"My dear Fanny," Mrs. Flint had cried, lifting herself from the lace pillows, "what do you expect me to do especially when I have nervous prostration? I've tried to do my duty by Victoria--goodness knows--to bring her up--among the sons and daughters of the people who are my friends. They tell me that she has temperament--whatever that may be. I'm sure I never found out, except that the best thing to do with people who have it is to let them alone and pray for them. When we go abroad I like the Ritz and Claridge's and that new hotel in Rome. I see my friends there. Victoria, if you please, likes the little hotels in the narrow streets where you see nobody, and where you are most uncomfortable." (Miss Oliver, it's time for those seven drops.) "As I was saying, Victoria's enigmatical hopeless, although a French comtesse who wouldn't look at anybody at the baths this spring became wild about her, and a certain type of elderly English peer always wants to marry her. (I suppose I do look pale to-day.) Victoria loves art, and really knows something about it. She adores to potter around those queer places abroad where you see strange English and Germans and Americans with red books in their hands. What am I to do about this young man of whom you speak--whatever his name is? I suppose Victoria will marry him--it would be just like her. But what can I do, Fanny? I can't manage her, and it's no use going to her father.

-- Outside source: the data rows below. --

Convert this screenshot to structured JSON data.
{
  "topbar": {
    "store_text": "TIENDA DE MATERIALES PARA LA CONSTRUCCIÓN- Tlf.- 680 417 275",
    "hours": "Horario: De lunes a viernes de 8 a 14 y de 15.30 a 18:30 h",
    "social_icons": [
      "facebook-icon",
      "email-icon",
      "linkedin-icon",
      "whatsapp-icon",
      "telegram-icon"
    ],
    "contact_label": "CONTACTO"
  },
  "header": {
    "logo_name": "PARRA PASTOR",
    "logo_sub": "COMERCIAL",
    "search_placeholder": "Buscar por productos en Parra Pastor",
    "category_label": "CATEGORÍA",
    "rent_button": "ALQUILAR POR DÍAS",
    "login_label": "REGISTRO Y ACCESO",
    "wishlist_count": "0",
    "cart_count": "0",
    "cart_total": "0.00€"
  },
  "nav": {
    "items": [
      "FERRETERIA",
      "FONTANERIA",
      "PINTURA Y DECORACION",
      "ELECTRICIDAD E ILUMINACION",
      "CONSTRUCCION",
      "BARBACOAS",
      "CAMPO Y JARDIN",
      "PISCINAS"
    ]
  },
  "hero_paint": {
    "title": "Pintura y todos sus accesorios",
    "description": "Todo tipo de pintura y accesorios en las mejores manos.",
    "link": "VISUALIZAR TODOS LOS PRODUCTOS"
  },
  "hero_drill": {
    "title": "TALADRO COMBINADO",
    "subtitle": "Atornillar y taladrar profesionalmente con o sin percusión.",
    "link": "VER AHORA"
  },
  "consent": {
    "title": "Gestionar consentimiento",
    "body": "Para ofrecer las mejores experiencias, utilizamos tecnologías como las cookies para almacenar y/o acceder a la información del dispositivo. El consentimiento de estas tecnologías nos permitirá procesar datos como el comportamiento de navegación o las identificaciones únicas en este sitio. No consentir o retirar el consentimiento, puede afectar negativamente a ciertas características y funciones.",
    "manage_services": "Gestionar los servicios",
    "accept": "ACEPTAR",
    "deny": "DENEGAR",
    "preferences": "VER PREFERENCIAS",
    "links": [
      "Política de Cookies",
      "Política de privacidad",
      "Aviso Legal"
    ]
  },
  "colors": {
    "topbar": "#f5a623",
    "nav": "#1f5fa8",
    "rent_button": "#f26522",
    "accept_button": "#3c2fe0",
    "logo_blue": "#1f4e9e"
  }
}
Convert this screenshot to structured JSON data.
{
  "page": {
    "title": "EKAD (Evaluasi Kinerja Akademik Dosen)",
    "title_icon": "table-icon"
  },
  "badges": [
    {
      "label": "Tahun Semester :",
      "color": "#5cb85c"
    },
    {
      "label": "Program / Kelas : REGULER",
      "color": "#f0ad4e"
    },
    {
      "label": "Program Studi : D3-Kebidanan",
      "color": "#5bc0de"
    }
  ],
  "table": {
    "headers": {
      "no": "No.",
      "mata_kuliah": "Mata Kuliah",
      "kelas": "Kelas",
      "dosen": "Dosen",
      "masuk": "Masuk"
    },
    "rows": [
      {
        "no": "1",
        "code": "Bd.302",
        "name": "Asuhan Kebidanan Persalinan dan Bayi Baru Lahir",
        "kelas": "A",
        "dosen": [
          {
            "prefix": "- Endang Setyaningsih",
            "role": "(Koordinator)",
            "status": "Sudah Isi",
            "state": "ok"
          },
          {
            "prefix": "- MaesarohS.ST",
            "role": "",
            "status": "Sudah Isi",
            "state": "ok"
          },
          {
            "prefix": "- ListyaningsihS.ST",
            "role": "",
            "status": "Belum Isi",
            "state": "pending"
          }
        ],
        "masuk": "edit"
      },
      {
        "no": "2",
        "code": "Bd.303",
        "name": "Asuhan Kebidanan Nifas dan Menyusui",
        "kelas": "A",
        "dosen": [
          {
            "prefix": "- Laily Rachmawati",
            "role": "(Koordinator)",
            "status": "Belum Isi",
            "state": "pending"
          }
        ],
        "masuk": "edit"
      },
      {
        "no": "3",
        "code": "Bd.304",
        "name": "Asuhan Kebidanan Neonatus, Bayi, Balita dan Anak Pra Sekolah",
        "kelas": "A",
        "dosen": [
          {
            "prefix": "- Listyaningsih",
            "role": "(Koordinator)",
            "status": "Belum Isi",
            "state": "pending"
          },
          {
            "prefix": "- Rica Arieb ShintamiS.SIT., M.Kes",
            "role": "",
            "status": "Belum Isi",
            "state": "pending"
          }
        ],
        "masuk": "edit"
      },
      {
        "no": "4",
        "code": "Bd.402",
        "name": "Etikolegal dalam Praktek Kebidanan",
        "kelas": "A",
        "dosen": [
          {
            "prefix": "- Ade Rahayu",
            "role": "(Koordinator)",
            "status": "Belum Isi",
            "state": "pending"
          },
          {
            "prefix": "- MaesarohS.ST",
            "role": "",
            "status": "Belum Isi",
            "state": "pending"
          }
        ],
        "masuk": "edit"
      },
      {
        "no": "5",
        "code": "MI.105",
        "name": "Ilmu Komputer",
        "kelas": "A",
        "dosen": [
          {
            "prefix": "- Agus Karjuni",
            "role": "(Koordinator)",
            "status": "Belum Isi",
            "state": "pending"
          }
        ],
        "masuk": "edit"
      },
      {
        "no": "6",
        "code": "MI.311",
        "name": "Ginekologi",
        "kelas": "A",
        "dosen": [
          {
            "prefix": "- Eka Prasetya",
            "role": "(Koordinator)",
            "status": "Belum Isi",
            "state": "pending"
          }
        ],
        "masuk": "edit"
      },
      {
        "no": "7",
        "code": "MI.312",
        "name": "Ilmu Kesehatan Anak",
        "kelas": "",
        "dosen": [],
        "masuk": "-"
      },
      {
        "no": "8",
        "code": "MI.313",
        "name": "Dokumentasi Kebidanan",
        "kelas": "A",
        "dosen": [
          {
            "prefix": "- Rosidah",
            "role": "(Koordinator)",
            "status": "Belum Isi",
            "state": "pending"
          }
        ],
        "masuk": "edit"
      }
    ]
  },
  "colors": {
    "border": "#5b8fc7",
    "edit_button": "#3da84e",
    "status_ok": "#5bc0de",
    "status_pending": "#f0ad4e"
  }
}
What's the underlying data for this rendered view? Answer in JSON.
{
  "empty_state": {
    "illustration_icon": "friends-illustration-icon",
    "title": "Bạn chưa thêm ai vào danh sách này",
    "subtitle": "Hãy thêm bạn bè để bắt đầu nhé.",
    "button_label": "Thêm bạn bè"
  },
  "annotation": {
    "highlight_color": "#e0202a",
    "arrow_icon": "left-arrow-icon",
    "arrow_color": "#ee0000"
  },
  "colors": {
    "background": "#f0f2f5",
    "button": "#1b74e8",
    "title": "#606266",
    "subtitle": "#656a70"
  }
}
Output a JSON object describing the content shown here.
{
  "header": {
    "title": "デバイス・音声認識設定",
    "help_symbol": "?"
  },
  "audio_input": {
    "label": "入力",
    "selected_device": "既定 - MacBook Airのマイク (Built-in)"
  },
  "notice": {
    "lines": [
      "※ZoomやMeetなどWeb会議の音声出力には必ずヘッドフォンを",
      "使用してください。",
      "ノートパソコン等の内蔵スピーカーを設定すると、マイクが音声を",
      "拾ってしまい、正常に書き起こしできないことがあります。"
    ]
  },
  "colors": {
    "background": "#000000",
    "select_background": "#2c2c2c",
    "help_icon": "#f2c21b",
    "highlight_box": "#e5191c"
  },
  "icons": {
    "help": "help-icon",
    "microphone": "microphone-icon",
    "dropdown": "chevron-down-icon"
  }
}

He would only laugh. Augustus actually told me once there was no such thing as social position in this country!"